Two other people from different parts of the United States have jarringly similar accounts of the recent murders of their loved ones, although one is so disturbed she can't tell her story: Christine McNeil killed her boyfriend, and Daniel Karras murdered his adoptive mother. Christine, Daniel, and Larry are 33 or 34 years old and were adopted in 1985, although from different states. The BAU tosses around ideas, including the possibility that the three murderers had been drugged, although Dr. Reid (Matthew Gray Gubler) reminds everyone that drugs don't affect people in the exact same way, and these stories are nearly identical. Still scrambling to come up with an explanation for these murders, another related case comes across their desks: Bill Kinderman has killed himself, rather than his child, in a heartbreaking testament to the power of parental love.

With bodies piling up around the country under similar circumstances, the BAU needs to figure out who's behind Mr. Scratch ASAP.

The BAU puts the pieces together

While Dr. Reid and Agent David Rossi (Joe Mantegna) search Larry's house for clues, they stumble upon some suspicious tubes in an air conditioning vent near where Larry first began hallucinating Mr. Scratch. When the lab results come back, the BAU learns that the tubes tested positive for sevoflurane, which Reid says is "used to put you into a waking dream," and scopolamine, which heightens the suggestibility of a person who has been given a high dose. So it turns out drugs can partially explain the murders — but not fully. Why did Larry, Christine, and Daniel see the same thing?
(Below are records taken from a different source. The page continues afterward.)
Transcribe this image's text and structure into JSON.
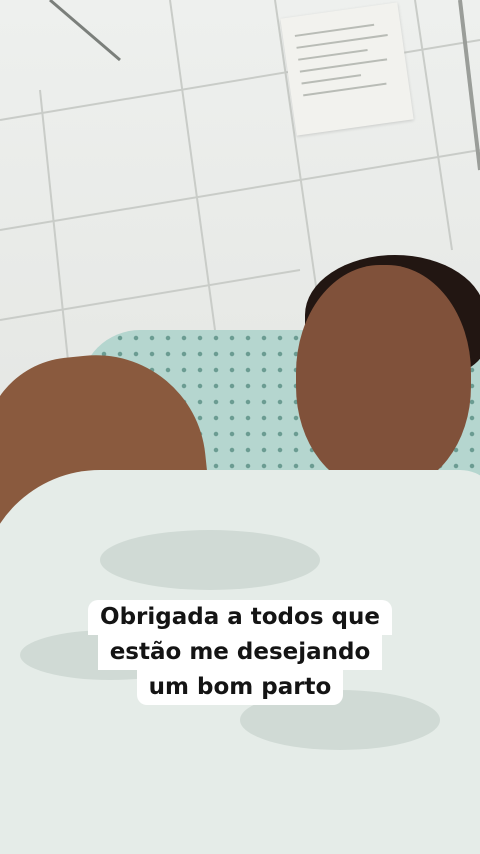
{
  "caption": {
    "line1": "Obrigada a todos que",
    "line2": "estão me desejando",
    "line3": "um bom parto"
  },
  "colors": {
    "wall": "#e6e8e5",
    "gown": "#b5d6cf",
    "gown_dots": "#6b9c92",
    "sheet": "#e5ece8",
    "caption_bg": "#ffffff",
    "caption_text": "#141414"
  }
}
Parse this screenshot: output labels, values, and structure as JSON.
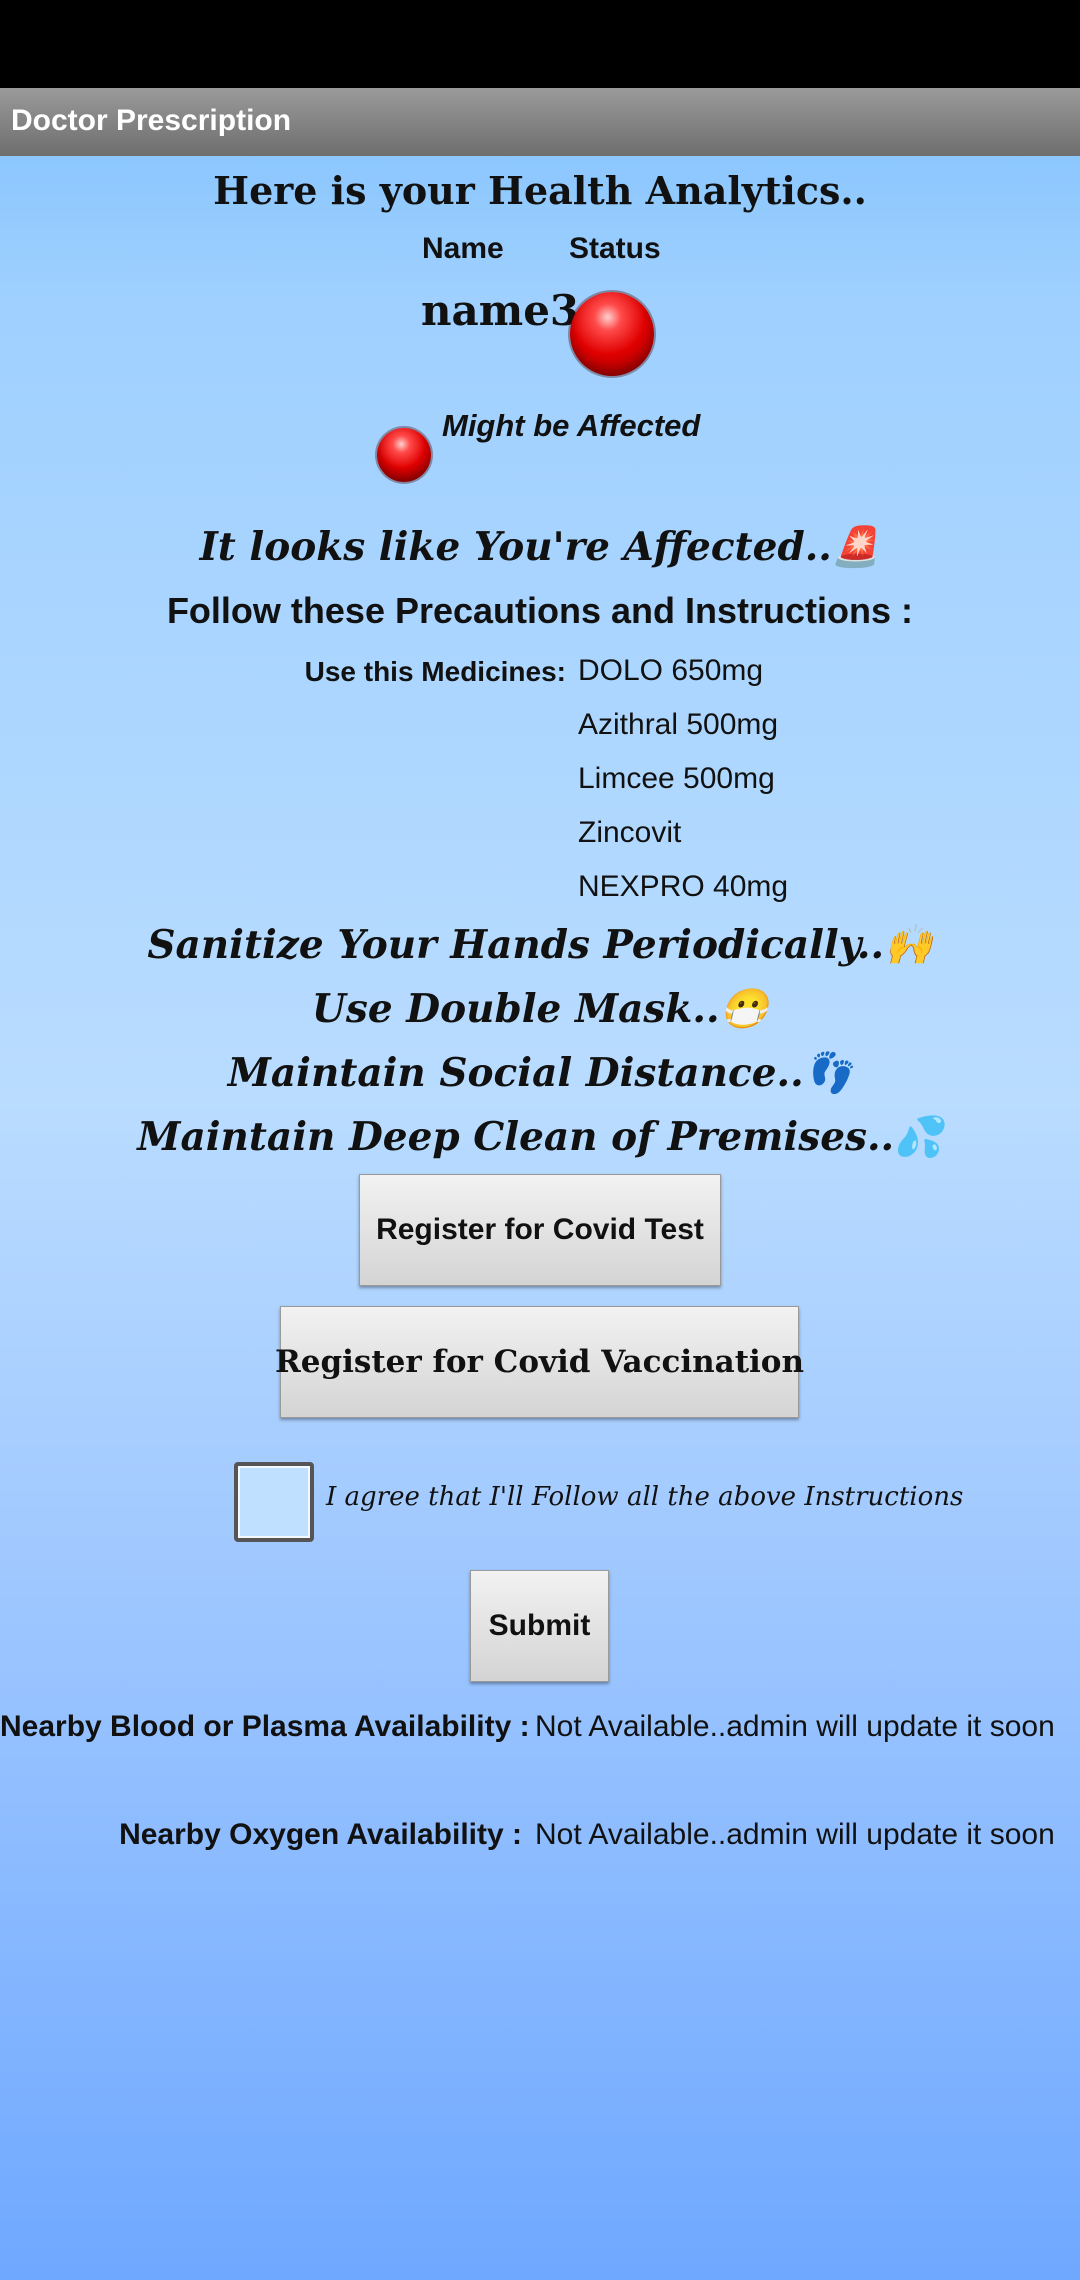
{
  "app": {
    "title": "Doctor Prescription"
  },
  "analytics": {
    "heading": "Here is your Health Analytics..",
    "name_header": "Name",
    "status_header": "Status",
    "name_value": "name3",
    "legend_text": "Might be Affected"
  },
  "advice": {
    "affected_text": "It looks like You're Affected..🚨",
    "follow_text": "Follow these Precautions and Instructions :",
    "medicines_label": "Use this Medicines:",
    "medicines": [
      "DOLO 650mg",
      "Azithral 500mg",
      "Limcee 500mg",
      "Zincovit",
      "NEXPRO 40mg"
    ],
    "tips": [
      "Sanitize Your Hands Periodically..🙌",
      "Use Double Mask..😷",
      "Maintain Social Distance..👣",
      "Maintain Deep Clean of Premises..💦"
    ]
  },
  "actions": {
    "covid_test_label": "Register for Covid Test",
    "vaccination_label": "Register for Covid Vaccination",
    "agree_label": "I agree that I'll Follow all the above Instructions",
    "agree_checked": false,
    "submit_label": "Submit"
  },
  "availability": {
    "blood_label": "Nearby Blood or Plasma Availability :",
    "blood_value": "Not Available..admin will update it soon",
    "oxygen_label": "Nearby Oxygen Availability :",
    "oxygen_value": "Not Available..admin will update it soon"
  },
  "colors": {
    "status": "#e00000",
    "appbar": "#808080"
  }
}
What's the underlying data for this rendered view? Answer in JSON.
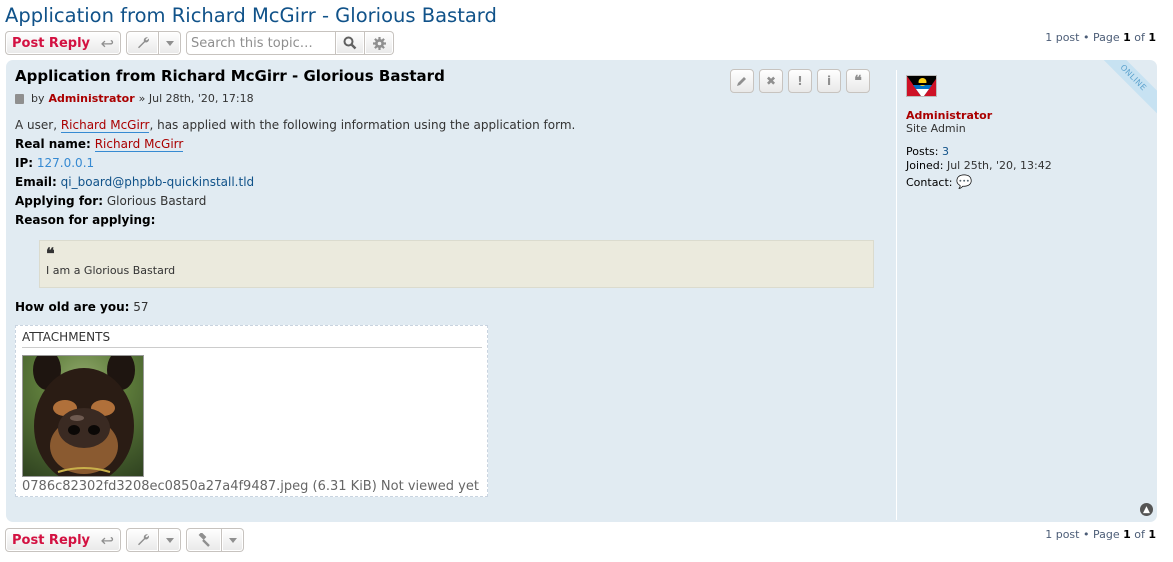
{
  "topic": {
    "title": "Application from Richard McGirr - Glorious Bastard"
  },
  "actions": {
    "post_reply_label": "Post Reply",
    "search_placeholder": "Search this topic…"
  },
  "pagination": {
    "count_text": "1 post • Page ",
    "current_page": "1",
    "of_text": " of ",
    "total_pages": "1"
  },
  "post": {
    "status": "ONLINE",
    "title": "Application from Richard McGirr - Glorious Bastard",
    "meta_by": "by",
    "author": "Administrator",
    "date": "» Jul 28th, '20, 17:18",
    "intro_prefix": "A user, ",
    "intro_user": "Richard McGirr",
    "intro_suffix": ", has applied with the following information using the application form.",
    "fields": {
      "real_name_label": "Real name:",
      "real_name_value": "Richard McGirr",
      "ip_label": "IP:",
      "ip_value": "127.0.0.1",
      "email_label": "Email:",
      "email_value": "qi_board@phpbb-quickinstall.tld",
      "applying_label": "Applying for:",
      "applying_value": "Glorious Bastard",
      "reason_label": "Reason for applying:",
      "age_label": "How old are you:",
      "age_value": "57"
    },
    "quote": {
      "icon": "❝",
      "text": "I am a Glorious Bastard"
    },
    "attachments": {
      "title": "ATTACHMENTS",
      "filename": "0786c82302fd3208ec0850a27a4f9487.jpeg (6.31 KiB) Not viewed yet"
    }
  },
  "profile": {
    "username": "Administrator",
    "rank": "Site Admin",
    "posts_label": "Posts:",
    "posts_value": "3",
    "joined_label": "Joined:",
    "joined_value": "Jul 25th, '20, 13:42",
    "contact_label": "Contact:"
  },
  "colors": {
    "post_bg": "#e1ebf2",
    "title_blue": "#105289",
    "author_red": "#aa0000",
    "reply_red": "#d31141",
    "quote_bg": "#ebeadd"
  },
  "icons": {
    "reply": "reply-icon",
    "wrench": "wrench-icon",
    "caret": "caret-down-icon",
    "search": "search-icon",
    "gear": "gear-icon",
    "hammer": "hammer-icon",
    "edit": "pencil-icon",
    "delete": "close-icon",
    "report": "exclamation-icon",
    "info": "info-icon",
    "quote": "quote-icon",
    "contact": "chat-bubble-icon",
    "top": "chevron-up-icon"
  }
}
Bill's death by suicide holds the answer.

In an interview with Bill's ex-wife, Hotch learns that Bill had repeatedly told her these wild stories about his past that just could not have been true — these are false recovered memories. This leads the BAU to link these murders to the 1980s moral panic over "Satanic Ritual Abuse." Maybe the villain behind Mr. Scratch had been a falsely accused child abuser, and now he's getting revenge on the kids who were encouraged to identify him as a pedophile? 

Thanks to some off-the-record help from the NSA, the team identifies the man behind Mr. Scratch as Peter Lewis, whose father was jailed — then murdered in prison — for allegedly being a satanic child abuser. With Peter identified, the BAU knows who the final victim/murderer will be: Dr. Susannah Regan, who wrote a book encouraging police to believe anything a child said, even when they were clearly pushed to make up a story.

When Hotch arrives alone at Dr. Regan's house, she, already drugged, calls him into her study to watch her stab herself at the command of Peter, who then drugs Hotch.

Who's the real winner?

Although drugged, Hotch fights to stay in control of himself and even gets into Peter's head at one point. Peter inadvertently reveals that he had been Dr. Regan's patient when he mentions that she would burn sage during her interviews with children to calm their nerves. It becomes clear that he, like the other children, had been tricked into creating false memories of his father's pedophilia and therefore feels responsible for his dad getting murdered in prison. (Why he gives himself a pass and not Larry, Christine, Daniel, and Bill can only be explained by his own selective memory.)

Using hypnosis, Peter eventually breaks into Hotch's nearly impenetrable head, learning that his worst fear is being the cause of the deaths of his agents. He manipulates Hotch into thinking that the team, which is about to burst through the front door of Dr. Regan's home, is himself, so that Hotch will kill his team. But Peter underestimates Hotch's ability to stay in control of his own mind, and as soon as Rossi opens the door, he turns around to shoot at Peter.

Although he escapes, Peter ultimately surrenders, having killed the last person on his hit list. But the story doesn't stop there, as Peter returns for a number of episodes in later seasons. Clearly, it was the BAU — not the villain — that lost this round.